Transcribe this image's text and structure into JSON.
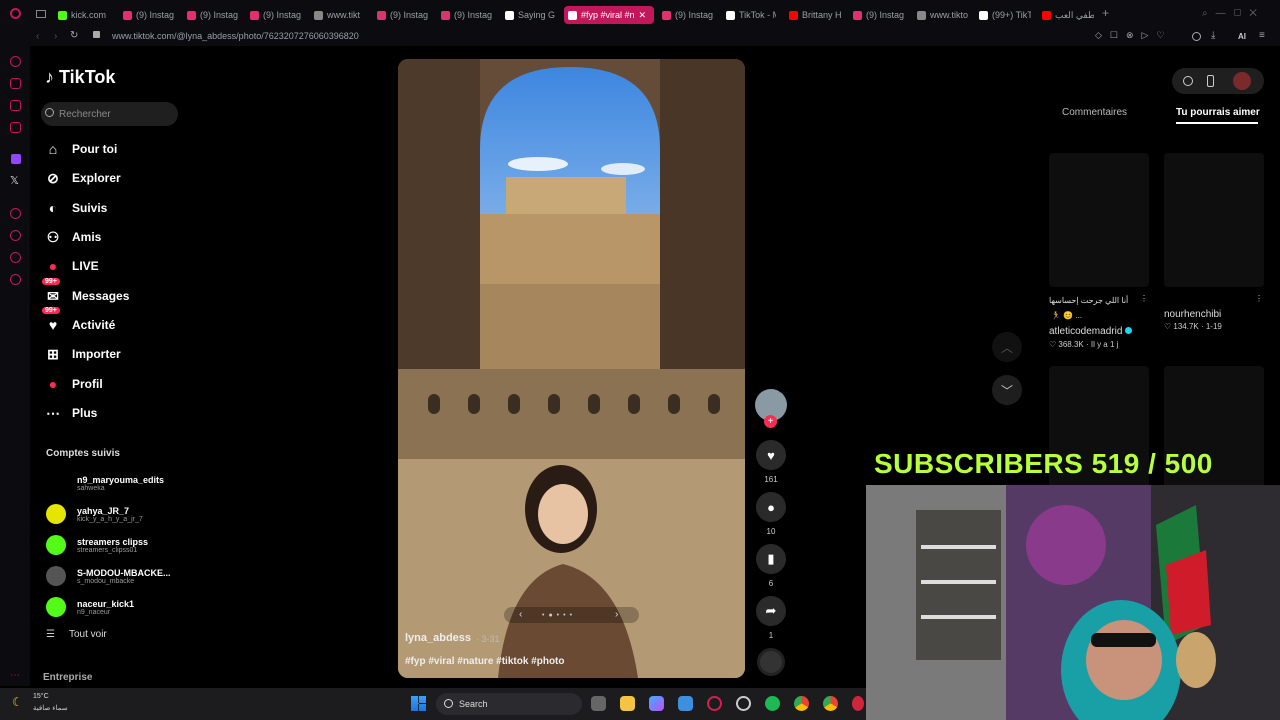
{
  "browser": {
    "tabs": [
      {
        "label": "kick.com",
        "active": false,
        "color": "#53fc18"
      },
      {
        "label": "(9) Instag",
        "active": false,
        "color": "#e1306c"
      },
      {
        "label": "(9) Instag",
        "active": false,
        "color": "#e1306c"
      },
      {
        "label": "(9) Instag",
        "active": false,
        "color": "#e1306c"
      },
      {
        "label": "www.tikt",
        "active": false,
        "color": "#888888"
      },
      {
        "label": "(9) Instag",
        "active": false,
        "color": "#e1306c"
      },
      {
        "label": "(9) Instag",
        "active": false,
        "color": "#e1306c"
      },
      {
        "label": "Saying G",
        "active": false,
        "color": "#ffffff"
      },
      {
        "label": "#fyp #viral #n",
        "active": true,
        "color": "#ffffff"
      },
      {
        "label": "(9) Instag",
        "active": false,
        "color": "#e1306c"
      },
      {
        "label": "TikTok - M",
        "active": false,
        "color": "#ffffff"
      },
      {
        "label": "Brittany H",
        "active": false,
        "color": "#ff0000"
      },
      {
        "label": "(9) Instag",
        "active": false,
        "color": "#e1306c"
      },
      {
        "label": "www.tikto",
        "active": false,
        "color": "#888888"
      },
      {
        "label": "(99+) TikT",
        "active": false,
        "color": "#ffffff"
      },
      {
        "label": "لطفي العب",
        "active": false,
        "color": "#ff0000"
      }
    ],
    "url": "www.tiktok.com/@lyna_abdess/photo/7623207276060396820",
    "ai_label": "AI"
  },
  "sidebar": {
    "logo": "TikTok",
    "search_placeholder": "Rechercher",
    "nav": [
      {
        "label": "Pour toi",
        "icon": "home-icon",
        "glyph": "⌂"
      },
      {
        "label": "Explorer",
        "icon": "compass-icon",
        "glyph": "⊘"
      },
      {
        "label": "Suivis",
        "icon": "following-icon",
        "glyph": "◐"
      },
      {
        "label": "Amis",
        "icon": "friends-icon",
        "glyph": "⚇"
      },
      {
        "label": "LIVE",
        "icon": "live-icon",
        "glyph": "●"
      },
      {
        "label": "Messages",
        "icon": "messages-icon",
        "glyph": "✉",
        "badge": "99+"
      },
      {
        "label": "Activité",
        "icon": "activity-icon",
        "glyph": "♥",
        "badge": "99+"
      },
      {
        "label": "Importer",
        "icon": "upload-icon",
        "glyph": "⊞"
      },
      {
        "label": "Profil",
        "icon": "profile-icon",
        "glyph": "●"
      },
      {
        "label": "Plus",
        "icon": "more-icon",
        "glyph": "⋯"
      }
    ],
    "following_title": "Comptes suivis",
    "following": [
      {
        "name": "n9_maryouma_edits",
        "sub": "sahweka",
        "color": "#000000"
      },
      {
        "name": "yahya_JR_7",
        "sub": "kick_y_a_h_y_a_jr_7",
        "color": "#e5e500"
      },
      {
        "name": "streamers clipss",
        "sub": "streamers_clipss01",
        "color": "#53fc18"
      },
      {
        "name": "S-MODOU-MBACKE...",
        "sub": "s_modou_mbacke",
        "color": "#555555"
      },
      {
        "name": "naceur_kick1",
        "sub": "n9_naceur",
        "color": "#53fc18"
      }
    ],
    "see_all": "Tout voir",
    "enterprise": "Entreprise"
  },
  "post": {
    "author": "lyna_abdess",
    "date": "· 3-31",
    "tags": "#fyp #viral #nature  #tiktok #photo",
    "actions": [
      {
        "name": "like",
        "icon": "heart-icon",
        "glyph": "♥",
        "count": "161"
      },
      {
        "name": "comment",
        "icon": "comment-icon",
        "glyph": "●",
        "count": "10"
      },
      {
        "name": "bookmark",
        "icon": "bookmark-icon",
        "glyph": "▮",
        "count": "6"
      },
      {
        "name": "share",
        "icon": "share-icon",
        "glyph": "➦",
        "count": "1"
      }
    ]
  },
  "right_panel": {
    "tab_comments": "Commentaires",
    "tab_suggestions": "Tu pourrais aimer",
    "videos": [
      {
        "title": "أنا اللي جرحت إحساسها",
        "emoji": "🏃 😊 ...",
        "author": "atleticodemadrid",
        "stats": "♡ 368.3K · Il y a 1 j"
      },
      {
        "title": "",
        "emoji": "",
        "author": "nourhenchibi",
        "stats": "♡ 134.7K · 1-19"
      }
    ]
  },
  "overlay": {
    "subscribers": "SUBSCRIBERS 519 / 500"
  },
  "taskbar": {
    "temperature": "15°C",
    "weather": "سماء صافية",
    "search_label": "Search"
  }
}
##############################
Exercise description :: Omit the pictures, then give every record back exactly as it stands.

Written solution ::
Transcribe this image's text and structure into JSON.
{
  "browser": {
    "tabs": [
      {
        "label": "kick.com",
        "active": false,
        "color": "#53fc18"
      },
      {
        "label": "(9) Instag",
        "active": false,
        "color": "#e1306c"
      },
      {
        "label": "(9) Instag",
        "active": false,
        "color": "#e1306c"
      },
      {
        "label": "(9) Instag",
        "active": false,
        "color": "#e1306c"
      },
      {
        "label": "www.tikt",
        "active": false,
        "color": "#888888"
      },
      {
        "label": "(9) Instag",
        "active": false,
        "color": "#e1306c"
      },
      {
        "label": "(9) Instag",
        "active": false,
        "color": "#e1306c"
      },
      {
        "label": "Saying G",
        "active": false,
        "color": "#ffffff"
      },
      {
        "label": "#fyp #viral #n",
        "active": true,
        "color": "#ffffff"
      },
      {
        "label": "(9) Instag",
        "active": false,
        "color": "#e1306c"
      },
      {
        "label": "TikTok - M",
        "active": false,
        "color": "#ffffff"
      },
      {
        "label": "Brittany H",
        "active": false,
        "color": "#ff0000"
      },
      {
        "label": "(9) Instag",
        "active": false,
        "color": "#e1306c"
      },
      {
        "label": "www.tikto",
        "active": false,
        "color": "#888888"
      },
      {
        "label": "(99+) TikT",
        "active": false,
        "color": "#ffffff"
      },
      {
        "label": "لطفي العب",
        "active": false,
        "color": "#ff0000"
      }
    ],
    "url": "www.tiktok.com/@lyna_abdess/photo/7623207276060396820",
    "ai_label": "AI"
  },
  "sidebar": {
    "logo": "TikTok",
    "search_placeholder": "Rechercher",
    "nav": [
      {
        "label": "Pour toi",
        "icon": "home-icon",
        "glyph": "⌂"
      },
      {
        "label": "Explorer",
        "icon": "compass-icon",
        "glyph": "⊘"
      },
      {
        "label": "Suivis",
        "icon": "following-icon",
        "glyph": "◐"
      },
      {
        "label": "Amis",
        "icon": "friends-icon",
        "glyph": "⚇"
      },
      {
        "label": "LIVE",
        "icon": "live-icon",
        "glyph": "●"
      },
      {
        "label": "Messages",
        "icon": "messages-icon",
        "glyph": "✉",
        "badge": "99+"
      },
      {
        "label": "Activité",
        "icon": "activity-icon",
        "glyph": "♥",
        "badge": "99+"
      },
      {
        "label": "Importer",
        "icon": "upload-icon",
        "glyph": "⊞"
      },
      {
        "label": "Profil",
        "icon": "profile-icon",
        "glyph": "●"
      },
      {
        "label": "Plus",
        "icon": "more-icon",
        "glyph": "⋯"
      }
    ],
    "following_title": "Comptes suivis",
    "following": [
      {
        "name": "n9_maryouma_edits",
        "sub": "sahweka",
        "color": "#000000"
      },
      {
        "name": "yahya_JR_7",
        "sub": "kick_y_a_h_y_a_jr_7",
        "color": "#e5e500"
      },
      {
        "name": "streamers clipss",
        "sub": "streamers_clipss01",
        "color": "#53fc18"
      },
      {
        "name": "S-MODOU-MBACKE...",
        "sub": "s_modou_mbacke",
        "color": "#555555"
      },
      {
        "name": "naceur_kick1",
        "sub": "n9_naceur",
        "color": "#53fc18"
      }
    ],
    "see_all": "Tout voir",
    "enterprise": "Entreprise"
  },
  "post": {
    "author": "lyna_abdess",
    "date": "· 3-31",
    "tags": "#fyp #viral #nature  #tiktok #photo",
    "actions": [
      {
        "name": "like",
        "icon": "heart-icon",
        "glyph": "♥",
        "count": "161"
      },
      {
        "name": "comment",
        "icon": "comment-icon",
        "glyph": "●",
        "count": "10"
      },
      {
        "name": "bookmark",
        "icon": "bookmark-icon",
        "glyph": "▮",
        "count": "6"
      },
      {
        "name": "share",
        "icon": "share-icon",
        "glyph": "➦",
        "count": "1"
      }
    ]
  },
  "right_panel": {
    "tab_comments": "Commentaires",
    "tab_suggestions": "Tu pourrais aimer",
    "videos": [
      {
        "title": "أنا اللي جرحت إحساسها",
        "emoji": "🏃 😊 ...",
        "author": "atleticodemadrid",
        "stats": "♡ 368.3K · Il y a 1 j"
      },
      {
        "title": "",
        "emoji": "",
        "author": "nourhenchibi",
        "stats": "♡ 134.7K · 1-19"
      }
    ]
  },
  "overlay": {
    "subscribers": "SUBSCRIBERS 519 / 500"
  },
  "taskbar": {
    "temperature": "15°C",
    "weather": "سماء صافية",
    "search_label": "Search"
  }
}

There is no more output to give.